Recently, I’ve written a couple of posts about the use of microfluidics-based devices in neurobiology research.
Today, Technology Review has an article about the use of this technology in developing drug treatments for Parkinson’s disease:
Mehmet Fatih Yanik, assistant professor of electrical engineering and computer science at MIT, is developing microfluidic devices that could greatly facilitate experiments, including whole-genome screening and drug testing, on…C. elegans.

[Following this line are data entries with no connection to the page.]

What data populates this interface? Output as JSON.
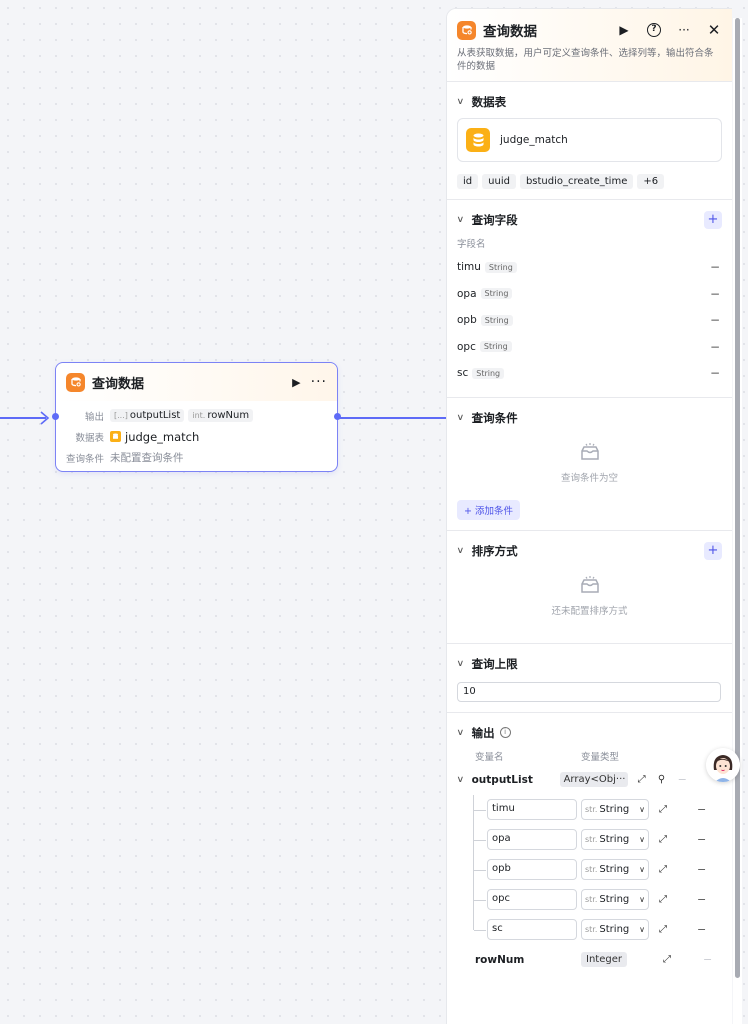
{
  "node": {
    "title": "查询数据",
    "output_label": "输出",
    "output_list_type": "[...]",
    "output_list": "outputList",
    "rownum_type": "int.",
    "rownum": "rowNum",
    "table_label": "数据表",
    "table_value": "judge_match",
    "cond_label": "查询条件",
    "cond_value": "未配置查询条件"
  },
  "panel": {
    "title": "查询数据",
    "description": "从表获取数据，用户可定义查询条件、选择列等，输出符合条件的数据",
    "help_glyph": "?",
    "table_section": {
      "title": "数据表",
      "table_name": "judge_match",
      "columns": [
        "id",
        "uuid",
        "bstudio_create_time",
        "+6"
      ]
    },
    "fields_section": {
      "title": "查询字段",
      "caption": "字段名",
      "fields": [
        {
          "name": "timu",
          "type": "String"
        },
        {
          "name": "opa",
          "type": "String"
        },
        {
          "name": "opb",
          "type": "String"
        },
        {
          "name": "opc",
          "type": "String"
        },
        {
          "name": "sc",
          "type": "String"
        }
      ]
    },
    "conditions_section": {
      "title": "查询条件",
      "empty_text": "查询条件为空",
      "add_label": "+ 添加条件"
    },
    "sort_section": {
      "title": "排序方式",
      "empty_text": "还未配置排序方式"
    },
    "limit_section": {
      "title": "查询上限",
      "value": "10"
    },
    "output_section": {
      "title": "输出",
      "col_name": "变量名",
      "col_type": "变量类型",
      "list_name": "outputList",
      "list_type": "Array<Obj···",
      "children": [
        {
          "name": "timu",
          "type_prefix": "str.",
          "type": "String"
        },
        {
          "name": "opa",
          "type_prefix": "str.",
          "type": "String"
        },
        {
          "name": "opb",
          "type_prefix": "str.",
          "type": "String"
        },
        {
          "name": "opc",
          "type_prefix": "str.",
          "type": "String"
        },
        {
          "name": "sc",
          "type_prefix": "str.",
          "type": "String"
        }
      ],
      "rownum_name": "rowNum",
      "rownum_type": "Integer"
    }
  },
  "colors": {
    "accent": "#4d53e8",
    "node_icon": "#f5862b",
    "db_icon": "#fbb016",
    "edge": "#5e6bf7"
  }
}
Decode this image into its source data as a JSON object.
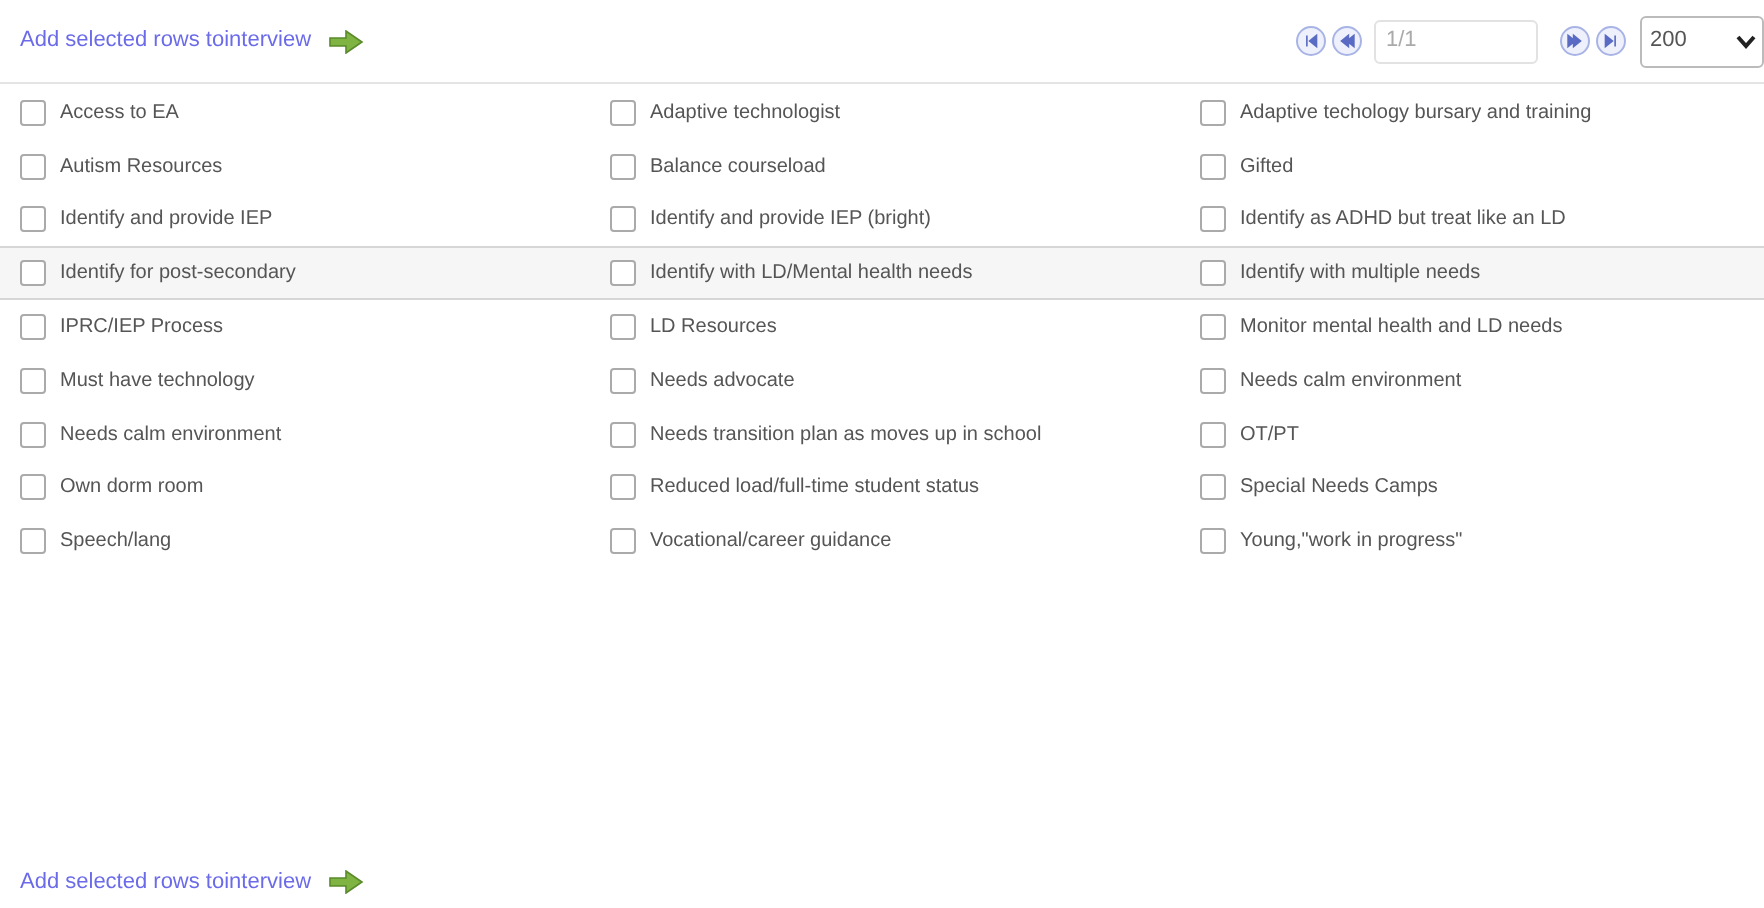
{
  "top_action": {
    "label": "Add selected rows tointerview"
  },
  "pager": {
    "page": "1/1",
    "page_size": "200"
  },
  "rows": [
    {
      "highlighted": false,
      "items": [
        {
          "label": "Access to EA",
          "checked": false
        },
        {
          "label": "Adaptive technologist",
          "checked": false
        },
        {
          "label": "Adaptive techology bursary and training",
          "checked": false
        }
      ]
    },
    {
      "highlighted": false,
      "items": [
        {
          "label": "Autism Resources",
          "checked": false
        },
        {
          "label": "Balance courseload",
          "checked": false
        },
        {
          "label": "Gifted",
          "checked": false
        }
      ]
    },
    {
      "highlighted": false,
      "items": [
        {
          "label": "Identify and provide IEP",
          "checked": false
        },
        {
          "label": "Identify and provide IEP (bright)",
          "checked": false
        },
        {
          "label": "Identify as ADHD but treat like an LD",
          "checked": false
        }
      ]
    },
    {
      "highlighted": true,
      "items": [
        {
          "label": "Identify for post-secondary",
          "checked": false
        },
        {
          "label": "Identify with LD/Mental health needs",
          "checked": false
        },
        {
          "label": "Identify with multiple needs",
          "checked": false
        }
      ]
    },
    {
      "highlighted": false,
      "items": [
        {
          "label": "IPRC/IEP Process",
          "checked": false
        },
        {
          "label": "LD Resources",
          "checked": false
        },
        {
          "label": "Monitor mental health and LD needs",
          "checked": false
        }
      ]
    },
    {
      "highlighted": false,
      "items": [
        {
          "label": "Must have technology",
          "checked": false
        },
        {
          "label": "Needs advocate",
          "checked": false
        },
        {
          "label": "Needs calm environment",
          "checked": false
        }
      ]
    },
    {
      "highlighted": false,
      "items": [
        {
          "label": "Needs calm environment",
          "checked": false
        },
        {
          "label": "Needs transition plan as moves up in school",
          "checked": false
        },
        {
          "label": "OT/PT",
          "checked": false
        }
      ]
    },
    {
      "highlighted": false,
      "items": [
        {
          "label": "Own dorm room",
          "checked": false
        },
        {
          "label": "Reduced load/full-time student status",
          "checked": false
        },
        {
          "label": "Special Needs Camps",
          "checked": false
        }
      ]
    },
    {
      "highlighted": false,
      "items": [
        {
          "label": "Speech/lang",
          "checked": false
        },
        {
          "label": "Vocational/career guidance",
          "checked": false
        },
        {
          "label": "Young,\"work in progress\"",
          "checked": false
        }
      ]
    }
  ],
  "bottom_action": {
    "label": "Add selected rows tointerview"
  }
}
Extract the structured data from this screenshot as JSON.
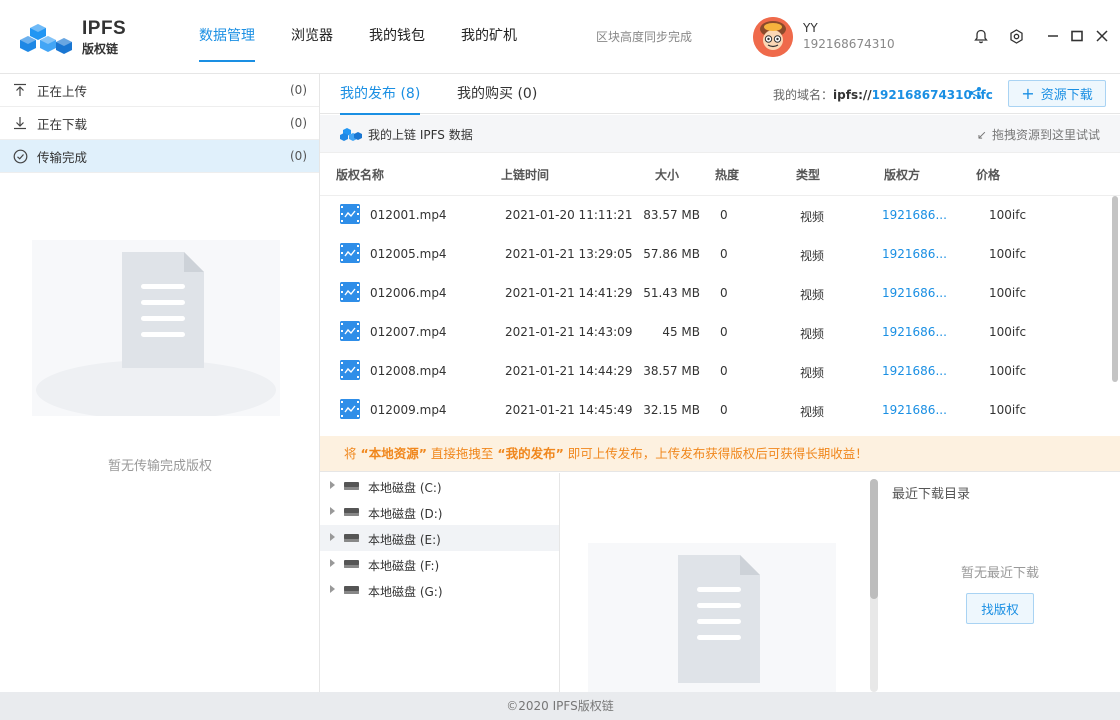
{
  "app": {
    "title": "IPFS",
    "subtitle": "版权链",
    "sync_status": "区块高度同步完成",
    "footer": "©2020 IPFS版权链"
  },
  "nav": [
    {
      "label": "数据管理",
      "active": true
    },
    {
      "label": "浏览器",
      "active": false
    },
    {
      "label": "我的钱包",
      "active": false
    },
    {
      "label": "我的矿机",
      "active": false
    }
  ],
  "user": {
    "name": "YY",
    "id": "192168674310"
  },
  "header_icons": [
    "bell-icon",
    "settings-icon",
    "minimize-icon",
    "maximize-icon",
    "close-icon"
  ],
  "transfers": [
    {
      "label": "正在上传",
      "count": "(0)",
      "icon": "upload-icon"
    },
    {
      "label": "正在下载",
      "count": "(0)",
      "icon": "download-icon"
    },
    {
      "label": "传输完成",
      "count": "(0)",
      "icon": "check-circle-icon",
      "active": true
    }
  ],
  "left_empty_text": "暂无传输完成版权",
  "tabs": [
    {
      "label": "我的发布 (8)",
      "active": true
    },
    {
      "label": "我的购买 (0)",
      "active": false
    }
  ],
  "domain": {
    "label": "我的域名：",
    "prefix": "ipfs://",
    "value": "192168674310.ifc"
  },
  "resource_download_label": "资源下载",
  "subbar": {
    "title": "我的上链 IPFS 数据",
    "hint": "拖拽资源到这里试试"
  },
  "table": {
    "columns": [
      "版权名称",
      "上链时间",
      "大小",
      "热度",
      "类型",
      "版权方",
      "价格"
    ],
    "rows": [
      {
        "name": "012001.mp4",
        "time": "2021-01-20 11:11:21",
        "size": "83.57 MB",
        "heat": "0",
        "type": "视频",
        "owner": "1921686...",
        "price": "100ifc"
      },
      {
        "name": "012005.mp4",
        "time": "2021-01-21 13:29:05",
        "size": "57.86 MB",
        "heat": "0",
        "type": "视频",
        "owner": "1921686...",
        "price": "100ifc"
      },
      {
        "name": "012006.mp4",
        "time": "2021-01-21 14:41:29",
        "size": "51.43 MB",
        "heat": "0",
        "type": "视频",
        "owner": "1921686...",
        "price": "100ifc"
      },
      {
        "name": "012007.mp4",
        "time": "2021-01-21 14:43:09",
        "size": "45 MB",
        "heat": "0",
        "type": "视频",
        "owner": "1921686...",
        "price": "100ifc"
      },
      {
        "name": "012008.mp4",
        "time": "2021-01-21 14:44:29",
        "size": "38.57 MB",
        "heat": "0",
        "type": "视频",
        "owner": "1921686...",
        "price": "100ifc"
      },
      {
        "name": "012009.mp4",
        "time": "2021-01-21 14:45:49",
        "size": "32.15 MB",
        "heat": "0",
        "type": "视频",
        "owner": "1921686...",
        "price": "100ifc"
      }
    ]
  },
  "notice": {
    "p1": "将 ",
    "b1": "“本地资源”",
    "p2": " 直接拖拽至 ",
    "b2": "“我的发布”",
    "p3": " 即可上传发布，上传发布获得版权后可获得长期收益！"
  },
  "disks": [
    {
      "label": "本地磁盘 (C:)"
    },
    {
      "label": "本地磁盘 (D:)"
    },
    {
      "label": "本地磁盘 (E:)",
      "hover": true
    },
    {
      "label": "本地磁盘 (F:)"
    },
    {
      "label": "本地磁盘 (G:)"
    }
  ],
  "recent": {
    "title": "最近下载目录",
    "empty": "暂无最近下载",
    "button": "找版权"
  },
  "colors": {
    "accent": "#1a8fe3",
    "notice_text": "#f0871d",
    "notice_bg": "#fdf1e0"
  }
}
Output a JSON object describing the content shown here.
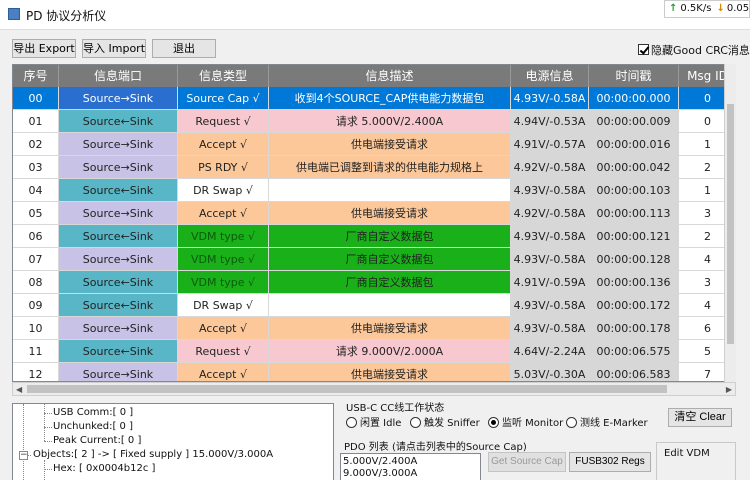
{
  "window": {
    "title": "PD 协议分析仪",
    "net_up": "0.5K/s",
    "net_down": "0.05"
  },
  "toolbar": {
    "export_label": "导出 Export",
    "import_label": "导入 Import",
    "exit_label": "退出",
    "hide_crc_label": "隐藏Good CRC消息",
    "hide_crc_checked": true
  },
  "table": {
    "columns": [
      "序号",
      "信息端口",
      "信息类型",
      "信息描述",
      "电源信息",
      "时间戳",
      "Msg ID"
    ],
    "rows": [
      {
        "no": "00",
        "port": "Source→Sink",
        "type": "Source Cap √",
        "desc": "收到4个SOURCE_CAP供电能力数据包",
        "power": "4.93V/-0.58A",
        "time": "00:00:00.000",
        "msg_id": "0",
        "selected": true
      },
      {
        "no": "01",
        "port": "Source←Sink",
        "type": "Request √",
        "desc": "请求 5.000V/2.400A",
        "power": "4.94V/-0.53A",
        "time": "00:00:00.009",
        "msg_id": "0"
      },
      {
        "no": "02",
        "port": "Source→Sink",
        "type": "Accept √",
        "desc": "供电端接受请求",
        "power": "4.91V/-0.57A",
        "time": "00:00:00.016",
        "msg_id": "1"
      },
      {
        "no": "03",
        "port": "Source→Sink",
        "type": "PS RDY √",
        "desc": "供电端已调整到请求的供电能力规格上",
        "power": "4.92V/-0.58A",
        "time": "00:00:00.042",
        "msg_id": "2"
      },
      {
        "no": "04",
        "port": "Source←Sink",
        "type": "DR Swap √",
        "desc": "",
        "power": "4.93V/-0.58A",
        "time": "00:00:00.103",
        "msg_id": "1"
      },
      {
        "no": "05",
        "port": "Source→Sink",
        "type": "Accept √",
        "desc": "供电端接受请求",
        "power": "4.92V/-0.58A",
        "time": "00:00:00.113",
        "msg_id": "3"
      },
      {
        "no": "06",
        "port": "Source←Sink",
        "type": "VDM type √",
        "desc": "厂商自定义数据包",
        "power": "4.93V/-0.58A",
        "time": "00:00:00.121",
        "msg_id": "2"
      },
      {
        "no": "07",
        "port": "Source→Sink",
        "type": "VDM type √",
        "desc": "厂商自定义数据包",
        "power": "4.93V/-0.58A",
        "time": "00:00:00.128",
        "msg_id": "4"
      },
      {
        "no": "08",
        "port": "Source←Sink",
        "type": "VDM type √",
        "desc": "厂商自定义数据包",
        "power": "4.91V/-0.59A",
        "time": "00:00:00.136",
        "msg_id": "3"
      },
      {
        "no": "09",
        "port": "Source←Sink",
        "type": "DR Swap √",
        "desc": "",
        "power": "4.93V/-0.58A",
        "time": "00:00:00.172",
        "msg_id": "4"
      },
      {
        "no": "10",
        "port": "Source→Sink",
        "type": "Accept √",
        "desc": "供电端接受请求",
        "power": "4.93V/-0.58A",
        "time": "00:00:00.178",
        "msg_id": "6"
      },
      {
        "no": "11",
        "port": "Source←Sink",
        "type": "Request √",
        "desc": "请求 9.000V/2.000A",
        "power": "4.64V/-2.24A",
        "time": "00:00:06.575",
        "msg_id": "5"
      },
      {
        "no": "12",
        "port": "Source→Sink",
        "type": "Accept √",
        "desc": "供电端接受请求",
        "power": "5.03V/-0.30A",
        "time": "00:00:06.583",
        "msg_id": "7"
      }
    ]
  },
  "colors": {
    "header_bg": "#7a7a7a",
    "selected_bg": "#0078d7",
    "port_to_sink": "#c7c2e6",
    "port_from_sink": "#59b6c6",
    "type_source_cap": "#0078d7",
    "type_request": "#f8c8d0",
    "type_accept": "#fcc89a",
    "type_ps_rdy": "#fcc89a",
    "type_vdm": "#1ab01a",
    "type_dr_swap": "#ffffff",
    "desc_source_cap": "#0078d7",
    "desc_request": "#f8c8d0",
    "desc_accept": "#fcc89a",
    "desc_ps_rdy": "#fcc89a",
    "desc_vdm": "#1ab01a",
    "power_bg": "#d7d7d7"
  },
  "tree": {
    "lines": [
      "USB Comm:[ 0 ]",
      "Unchunked:[ 0 ]",
      "Peak Current:[ 0 ]",
      "Objects:[ 2 ] -> [ Fixed supply ] 15.000V/3.000A",
      "Hex: [ 0x0004b12c ]"
    ]
  },
  "cc_status": {
    "title": "USB-C CC线工作状态",
    "options": [
      {
        "label": "闲置 Idle",
        "selected": false
      },
      {
        "label": "触发 Sniffer",
        "selected": false
      },
      {
        "label": "监听 Monitor",
        "selected": true
      },
      {
        "label": "测线 E-Marker",
        "selected": false
      }
    ],
    "clear_label": "清空 Clear"
  },
  "pdo": {
    "title": "PDO 列表 (请点击列表中的Source Cap)",
    "items": [
      "5.000V/2.400A",
      "9.000V/3.000A"
    ],
    "get_source_cap_label": "Get Source Cap",
    "fusb_regs_label": "FUSB302 Regs"
  },
  "vdm": {
    "title": "Edit VDM"
  }
}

In one type of experiment possible with the new microfluidic device, worms on the chip can be treated with compounds for high-throughput drug screens. Such automated drug screens, which are currently performed on single cells, have not been practical in whole, live animals in the past.